Today marks the official start of National Severe Weather Preparedness Week. Partnering with NOAA, the campaign started in pursuit of a Weather-Ready Nation, and in hopes that people would take the action and the steps necessary to prepare for severe weather. We never know when severe weather may strike, that’s why it’s so important to prepare in advance.
Every year, thousands of people are impacted by severe weather threats like tornadoes and severe thunderstorms. Last year saw 250 weather-related fatalities and more than 2,600 injuries. Every state in the U.S. has experienced tornadoes and severe weather -- some more than others. Six states experienced tornadoes in 2012, which caused $1.6 billion in damage. Everyone is at risk for severe weather and should take steps now to prepare for such events in your area. Being prepared to act quickly during severe weather can be a matter of life and death.
All week long, we’re calling for people across the country to pledge to prepare and to be a force of nature in your community by telling your family, friends and neighbors how you’ve prepared for severe weather. Pledging is the first step toward ensuring you and your loved ones are prepared for severe weather. The next step includes being informed - knowing the most common weather hazards in your area and what actions you should take can save your life and others. Once you know your vulnerability to common severe weather threats, develop a family communication plan, put together an emergency kit and get involved to help other prepare.
Visit Ready.gov to take the pledge, then be a force of nature and share how you and your family have prepared on your social media accounts and encourage others to pledge to prepare. If you’re on Twitter, use the hashtags #ImPrepared and #ImAForce to show you’ve pledged to prepare and are taking the first step in preparing your family and friends for severe weather.
This week, be sure to come back and check our blog for guest posts from partners across the emergency management team sharing their personal stories about experiencing and being prepared for severe weather. I hope you join us in becoming prepared for severe weather, if you haven’t already, and then help spread the message to your family, friends and community.
Here is the President’s message encouraging the nation to be prepared:
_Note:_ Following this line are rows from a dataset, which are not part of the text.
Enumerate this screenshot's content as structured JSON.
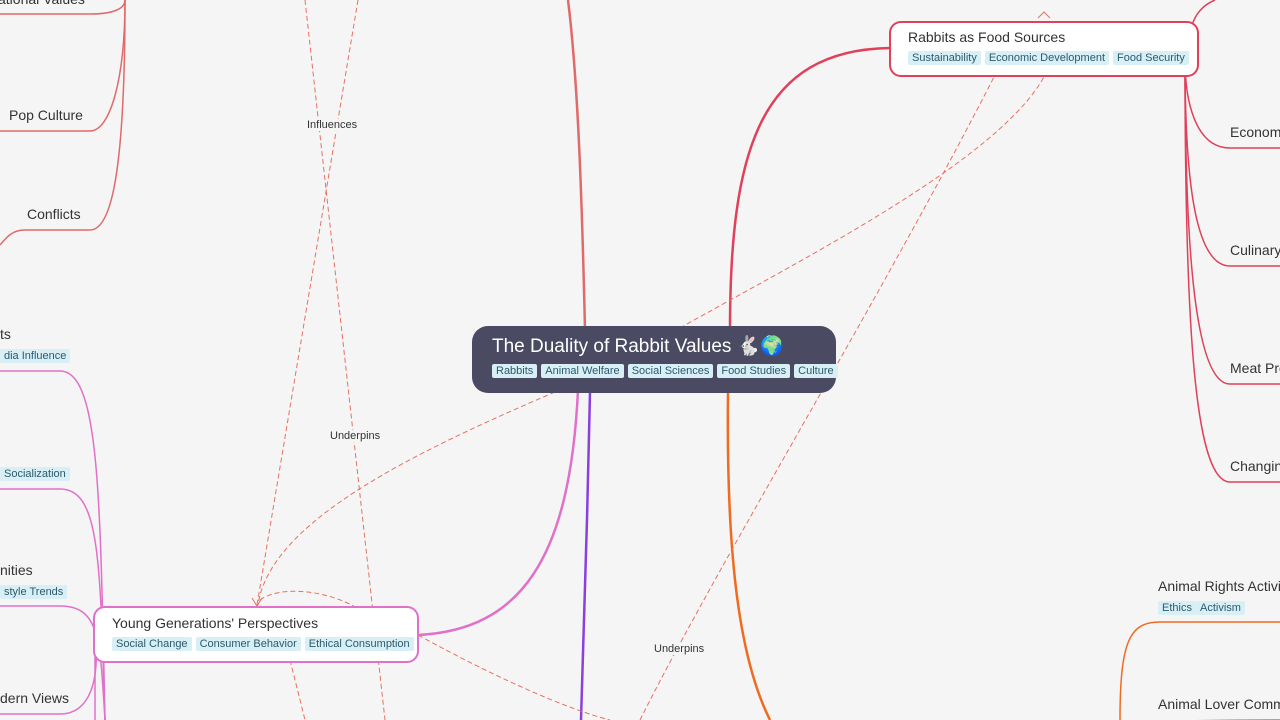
{
  "central": {
    "title": "The Duality of Rabbit Values",
    "emoji": "🐇🌍",
    "tags": [
      "Rabbits",
      "Animal Welfare",
      "Social Sciences",
      "Food Studies",
      "Culture"
    ]
  },
  "nodes": {
    "food_sources": {
      "title": "Rabbits as Food Sources",
      "tags": [
        "Sustainability",
        "Economic Development",
        "Food Security"
      ]
    },
    "young_generations": {
      "title": "Young Generations' Perspectives",
      "tags": [
        "Social Change",
        "Consumer Behavior",
        "Ethical Consumption"
      ]
    }
  },
  "left_labels": {
    "national_values": "ational Values",
    "pop_culture": "Pop Culture",
    "conflicts": "Conflicts",
    "ts": "ts",
    "media_influence_tag": "dia Influence",
    "socialization_tag": "Socialization",
    "nities": "nities",
    "lifestyle_tag": "style Trends",
    "modern_views": "dern Views"
  },
  "right_labels": {
    "economic": "Econom",
    "culinary": "Culinary",
    "meat_pro": "Meat Pro",
    "changing": "Changin",
    "animal_rights": "Animal Rights Activis",
    "animal_rights_tags": [
      "Ethics",
      "Activism"
    ],
    "animal_lover": "Animal Lover Comm"
  },
  "relations": {
    "influences": "Influences",
    "underpins_left": "Underpins",
    "underpins_bottom": "Underpins"
  },
  "colors": {
    "central_bg": "#4a4a63",
    "food_branch": "#e0405a",
    "young_branch": "#e070c8",
    "purple_branch": "#8a3fe0",
    "orange_branch": "#f06a20",
    "left_branch_top": "#e06a6a",
    "relation_dashed": "#e87060",
    "tag_bg": "#d8eff5"
  }
}
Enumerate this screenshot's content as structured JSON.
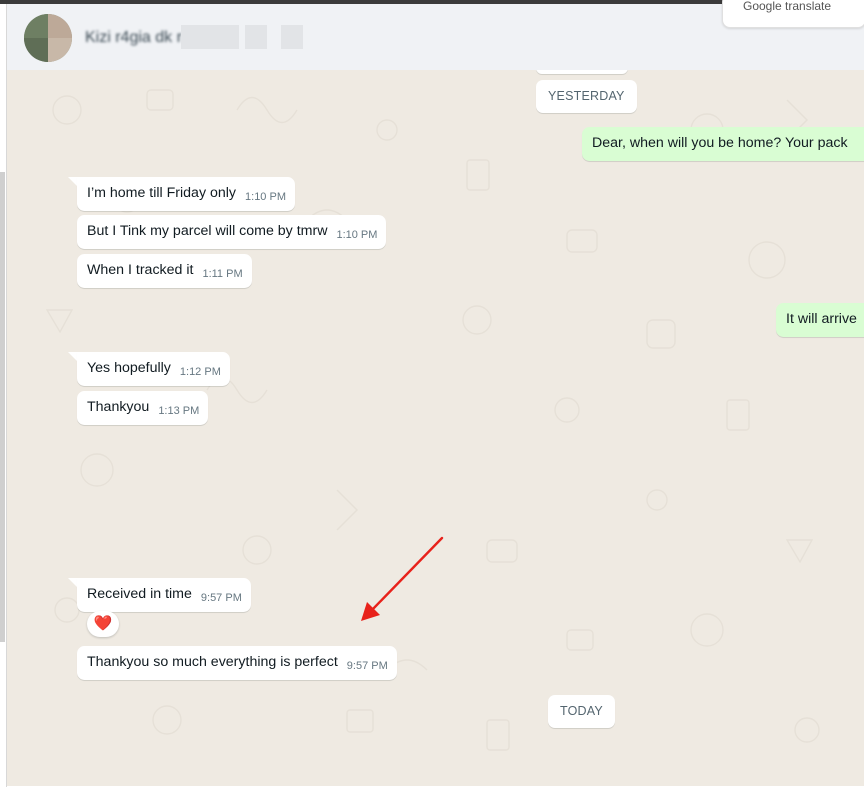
{
  "header": {
    "contact_name": "Kizi r4gia dk r",
    "translate_label": "Google translate"
  },
  "chat": {
    "date_yesterday": "YESTERDAY",
    "date_today": "TODAY",
    "outgoing": [
      {
        "text": "Dear, when will you be home? Your pack"
      },
      {
        "text": "It will arrive"
      }
    ],
    "incoming": [
      {
        "text": "I’m home till Friday only",
        "time": "1:10 PM"
      },
      {
        "text": "But I Tink my parcel will come by tmrw",
        "time": "1:10 PM"
      },
      {
        "text": "When I tracked it",
        "time": "1:11 PM"
      },
      {
        "text": "Yes hopefully",
        "time": "1:12 PM"
      },
      {
        "text": "Thankyou",
        "time": "1:13 PM"
      },
      {
        "text": "Received in time",
        "time": "9:57 PM"
      },
      {
        "text": "Thankyou so much everything is perfect",
        "time": "9:57 PM"
      }
    ],
    "reaction_emoji": "❤️"
  },
  "colors": {
    "chat_background": "#efeae2",
    "incoming_bubble": "#ffffff",
    "outgoing_bubble": "#d9fdd3",
    "annotation_arrow": "#e8221b"
  }
}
Last year, severe thunderstorms and tornadoes devastated communities nationwide. Hundreds of men and women lost their lives when disaster struck; still moe could only watch as a home or a business was destroyed in a storm. During National Severe Weather Preparedness Week, as Americans everywhere continue to help these families get back on their feet, we reaffirm that all of us can take action to make our communities safer, stronger, and more prepared for severe weather.
Building a more resilient Nation starts at home. Before storms strike, families should have an emergency supply kit on hand and an emergency plan in place. Homes and businesses should be properly secured. And if severe weather is on the horizon, those in its path should take shelter immediately and wait for instructions from local emergency management officials.
Because effective disaster preparedness depends on engaged citizens, my Administration remains committed to giving them the tools they need to keep their neighborhoods safe. We have joined with every level of government and partners in every sector to improve emergency management on the ground and issue timely alerts when severe weather is near. And to ensure people have accurate information when they need it most, we have enhanced www.Ready.gov and www.Listo.gov--a once-stop shop for preparedness before, during, and after the storm.
Protecting ourselves and our loved ones from severe weather takes a whole community, and each of us can play an important part. This week, I encourage all Americans to help meet tomorrow's challenges by making safety today's priority.